An oophorectomy is an operation to remove one of or both your ovaries (see figure 1). Needing to remove an ovarian cyst is the most common reason for having an oophorectomy.
What are the benefits of surgery?
A cyst can cause symptoms such as pain, bloating, pressure on your bowel or bladder, and sometimes tiredness. An oophorectomy should improve your symptoms.
Some women have a family history of ovarian cancer so removing their ovaries will remove the risk of developing ovarian cancer.
An oopherectomy may also be performed to treat problems such as a twisted ovary and endometriosis.
Are there any alternatives to surgery?
Pain is usually controlled with painkillers or by using hormone treatment such as the oral contraceptive pill.
If you have not yet gone through menopause, small cysts can usually be safely left alone.
What does the operation involve?
The operation is usually performed under a general anaesthetic and usually takes about 30 minutes.
Your gynaecologist will make several small cuts on your abdomen. They will insert surgical instruments, along with a telescope, inside your abdomen and perform the operation.
Your gynaecologist will separate your ovary and remove it. They may need to place instruments through your vagina to help them remove your ovary.
What complications can happen?
1 General complications
- Feeling or being sick
- Infection of the surgical site (wound)
- Unsightly scarring
- Developing a hernia in the scar
- Blood clots
2 Specific complications of this operation
- Damage to structures such as your bowel, bladder or blood vessels
- Developing a hernia near one of the cuts
- Surgical emphysema
- Ovarian remnant syndrome
- Damage to a ureter
How soon will I recover?
You should be able to go home the same day.
Rest for one to two days and take painkillers if you need them.
Regular exercise should help you to return to normal activities as soon as possible. Before you start exercising, ask the healthcare team or your GP for advice.
Most women make a good recovery and return to normal activities.
An oophorectomy is an operation to remove one of or both your ovaries. An ovarian cyst is the most common reason for having an oophorectomy.

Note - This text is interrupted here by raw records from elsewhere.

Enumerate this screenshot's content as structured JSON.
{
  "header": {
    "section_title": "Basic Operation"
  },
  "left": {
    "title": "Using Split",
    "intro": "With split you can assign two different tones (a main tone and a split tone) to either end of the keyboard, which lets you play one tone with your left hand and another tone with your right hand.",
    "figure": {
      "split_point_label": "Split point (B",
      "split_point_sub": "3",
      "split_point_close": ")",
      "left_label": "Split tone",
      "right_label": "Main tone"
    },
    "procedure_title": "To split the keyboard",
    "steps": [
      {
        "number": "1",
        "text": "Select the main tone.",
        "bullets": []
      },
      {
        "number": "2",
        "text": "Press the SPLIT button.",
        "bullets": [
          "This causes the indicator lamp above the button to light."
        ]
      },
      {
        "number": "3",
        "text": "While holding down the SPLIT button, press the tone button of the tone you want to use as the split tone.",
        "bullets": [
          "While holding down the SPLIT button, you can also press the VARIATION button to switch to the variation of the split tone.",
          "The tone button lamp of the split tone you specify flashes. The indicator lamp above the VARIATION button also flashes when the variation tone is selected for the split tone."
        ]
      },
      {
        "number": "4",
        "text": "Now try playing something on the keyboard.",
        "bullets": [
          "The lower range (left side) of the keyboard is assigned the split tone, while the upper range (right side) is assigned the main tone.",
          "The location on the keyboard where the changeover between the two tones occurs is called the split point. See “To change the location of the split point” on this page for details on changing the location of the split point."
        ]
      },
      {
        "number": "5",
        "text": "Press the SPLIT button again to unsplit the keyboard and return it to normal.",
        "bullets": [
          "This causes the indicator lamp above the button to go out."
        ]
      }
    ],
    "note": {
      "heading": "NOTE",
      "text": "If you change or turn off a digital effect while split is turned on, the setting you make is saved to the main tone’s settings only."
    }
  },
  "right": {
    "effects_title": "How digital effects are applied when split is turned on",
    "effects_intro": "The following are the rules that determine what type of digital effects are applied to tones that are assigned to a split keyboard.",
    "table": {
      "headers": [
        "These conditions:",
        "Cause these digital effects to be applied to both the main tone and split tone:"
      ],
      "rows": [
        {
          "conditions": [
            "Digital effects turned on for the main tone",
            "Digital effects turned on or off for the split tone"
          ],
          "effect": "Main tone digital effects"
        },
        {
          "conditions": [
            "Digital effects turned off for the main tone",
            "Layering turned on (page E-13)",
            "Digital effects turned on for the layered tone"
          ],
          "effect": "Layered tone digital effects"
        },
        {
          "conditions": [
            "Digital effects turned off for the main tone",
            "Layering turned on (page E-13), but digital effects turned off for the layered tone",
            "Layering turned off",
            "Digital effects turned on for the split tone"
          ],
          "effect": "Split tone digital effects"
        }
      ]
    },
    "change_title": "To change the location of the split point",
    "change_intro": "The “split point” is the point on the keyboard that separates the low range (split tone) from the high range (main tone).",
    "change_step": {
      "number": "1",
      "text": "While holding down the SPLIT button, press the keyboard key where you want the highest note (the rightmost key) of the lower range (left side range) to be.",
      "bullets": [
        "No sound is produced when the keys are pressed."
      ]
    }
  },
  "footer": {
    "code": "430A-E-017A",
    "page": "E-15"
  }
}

It is also performed to treat problems such as a twisted ovary and to remove the risk of developing ovarian cancer.
Author: Dr Clare Myers MBBS FRANZCOG and Mr Jeremy Hawe MBChB MRCOG
Illustrations: Medical Illustration Copyright © Nucleus Medical Art. All rights reserved. www.nucleusinc.com
This document is intended for information purposes only and should not replace advice that your relevant health professional would give you.